The High Administrative Court in Greater Taichung yesterday rejected a request by four house owners in Dapu (大埔) in Miaoli County’s Jhunan Township (竹南) to halt the pending demolition of their homes by the county government. The court ruled that the demolition would not constitute “irreparable damage” as the residents claimed.
The four families said their forced relocation would not only infringe on their rights of property and residence, but also degrade their dignity as well as infringe on their rights of family, privacy and living.
However, the court said that if the families were forcibly removed and relocated, only the houses and other material things would be damaged.
The families could be compensated financially for this damage, the court said, adding that the families’ views, attachment and sentiments regarding the houses and land did not comply with the legal definition of “irreparable damage.”
In accordance with the Administrative Appeals Act (行政訴訟法), reasons for appeals to stop forcible relocation and demolition must meet the definitions of “irreparable damage” or “matters of emergency,” it said.
In response to the court ruling, Thomas Chan (詹順貴), a Taiwan Rural Front member and an attorney who represents the four families, said that although the ruling did not surprise him, he was surprised that it seemed to be based on the belief that “money is everything.”
“The court ruling is telling people that human rights have a monetary value and taxpayers’ money can make up for government mistakes,” Chan said. “I wonder if the judges would rule the same way if it were their own houses that were to be demolished.”
Separately yesterday, Democratic Progressive Party (DPP) lawmakers said the central government should not evade its legal responsibility for the controversial demolition plans by delegating the decision to a local government.
The Ministry of the Interior is the responsible agency for state-authorized land expropriation, and the Land Expropriation Act (土地徵收條例) and the Urban Planning Act (都市計畫法) stipulate that all urban planning plans require approval from the Executive Yuan, DPP Legislator Yu Mei-nu (尤美女) told a press conference in support of the four Dapu families’ rights to keep their houses.
“That was why the central government, including officials such as President Ma Ying-jeou (馬英九), Vice President Wu Den-yih (吳敦義) and Premier Jiang Yi-huah (江宜樺), should shoulder the responsibility for this controversial case,” she said.
The demolition order for July 5, issued by the Miaoli County Government, was briefly suspended three years ago by Wu, who, as premier at the time, pledged to keep the houses intact.

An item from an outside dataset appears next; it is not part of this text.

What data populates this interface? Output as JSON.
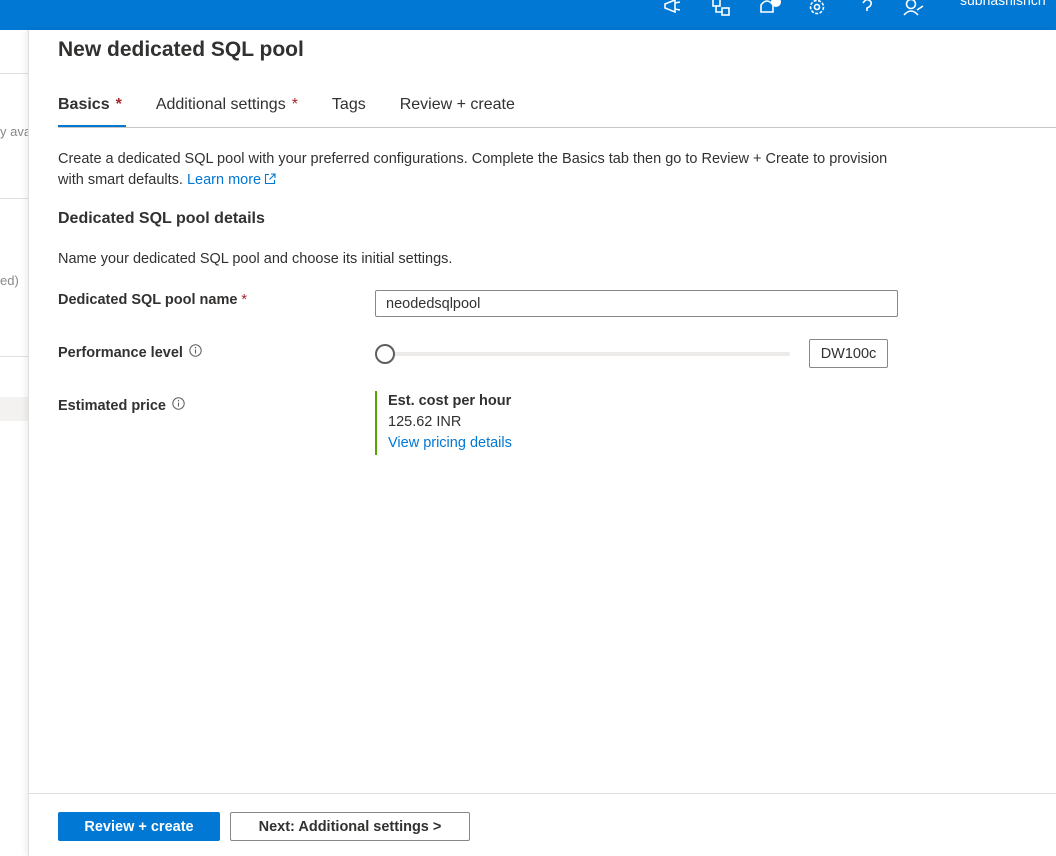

However, the central government still left the decision to the county government after a meeting convened by Wu last week.
Miaoli County Commissioner Liu Cheng-hung (劉政鴻) insisted the houses would be demolished to make way for a science park.
“To some extent, the central government’s indifference has encouraged Liu’s act of inciting division between residents of the village as well as the Miaoli County Council’s plan to mobilize those residents in favor of the demolition to protest in Taipei,” Dapu Farmers’ Self-Help Association spokeswoman Yeh Hsiu-tao (葉秀桃) said.
DPP Legislator Lin Shu-fen (林淑芬) said Liu asked the farmers to “cooperate” with the county government because it has been under tremendous financial pressure over a NT$4.5 billion (US$151 million) loan from the central government.
“The county government is trying to legitimize its real-estate speculation by demolishing people’s houses for government gains,” she said.
Additional reporting by Loa Iok-sin